MOOC
MOOC

Good MOOC’s, Bad MOOC’s

July 25, 2012, 4:06 pm

By Marc Bousquet

 

…At the heart of the work of Siemens and Downes is connectedness. Both have written importantly about the social character of learning, the way that actual learning means entering a community of persons asking tough questions, with a shared passion, etc. Relatedly, both insist that knowledge is not “a thing to be acquired,” but an activity. As any working researcher knows, academic, professional, medical, industrial, and pharmaceutical knowledge doesn’t stand still–it moves with the community of researchers, with vortices of conflict, ebb tides, and occasional tsunamis of unreason.

Good MOOC’s, in their view, foreground and sustain the social dimension of learning and active practices, i.e., knowledge production rather than knowledge consumption.

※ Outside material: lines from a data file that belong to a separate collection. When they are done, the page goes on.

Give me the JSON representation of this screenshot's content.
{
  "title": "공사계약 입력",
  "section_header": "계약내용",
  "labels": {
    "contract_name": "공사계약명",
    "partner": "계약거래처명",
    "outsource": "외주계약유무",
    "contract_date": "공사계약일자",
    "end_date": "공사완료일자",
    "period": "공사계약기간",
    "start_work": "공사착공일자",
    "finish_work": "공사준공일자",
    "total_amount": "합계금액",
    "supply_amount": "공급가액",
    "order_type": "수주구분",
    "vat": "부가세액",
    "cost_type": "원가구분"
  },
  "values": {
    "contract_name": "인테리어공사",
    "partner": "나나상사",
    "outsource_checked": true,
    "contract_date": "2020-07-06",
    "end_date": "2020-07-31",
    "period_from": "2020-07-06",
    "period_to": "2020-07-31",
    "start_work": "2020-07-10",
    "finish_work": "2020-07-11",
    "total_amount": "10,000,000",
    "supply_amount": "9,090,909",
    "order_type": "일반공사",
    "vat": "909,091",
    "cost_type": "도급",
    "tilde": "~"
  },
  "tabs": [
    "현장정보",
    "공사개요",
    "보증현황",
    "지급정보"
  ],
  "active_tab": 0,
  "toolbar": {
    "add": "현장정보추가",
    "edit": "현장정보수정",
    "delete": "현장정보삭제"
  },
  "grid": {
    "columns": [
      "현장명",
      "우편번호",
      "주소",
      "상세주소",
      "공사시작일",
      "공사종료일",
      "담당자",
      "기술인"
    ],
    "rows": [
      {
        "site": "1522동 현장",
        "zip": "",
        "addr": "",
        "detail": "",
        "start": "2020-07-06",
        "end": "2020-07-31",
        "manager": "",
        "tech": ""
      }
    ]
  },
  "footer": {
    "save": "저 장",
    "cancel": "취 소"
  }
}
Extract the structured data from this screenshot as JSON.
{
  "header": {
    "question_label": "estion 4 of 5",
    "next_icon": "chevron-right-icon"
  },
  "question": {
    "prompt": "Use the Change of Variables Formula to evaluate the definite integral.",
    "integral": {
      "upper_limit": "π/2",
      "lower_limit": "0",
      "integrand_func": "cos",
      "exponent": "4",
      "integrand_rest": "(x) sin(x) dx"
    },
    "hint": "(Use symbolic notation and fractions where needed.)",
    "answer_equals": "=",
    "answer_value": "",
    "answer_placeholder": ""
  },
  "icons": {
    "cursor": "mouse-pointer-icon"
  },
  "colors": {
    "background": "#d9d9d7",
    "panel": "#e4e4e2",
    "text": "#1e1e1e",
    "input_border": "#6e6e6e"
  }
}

To a limited extent, certain experiments in MOOC’s that foreground social media participation over “content mastery” realize some of the ideals of Siemen and Downes….

 

Read more at The Chronicle

Advertisements

Discussion

Trackbacks/Pingbacks

  1. Pingback: Reason & Existenz - March 9, 2013

Advertisements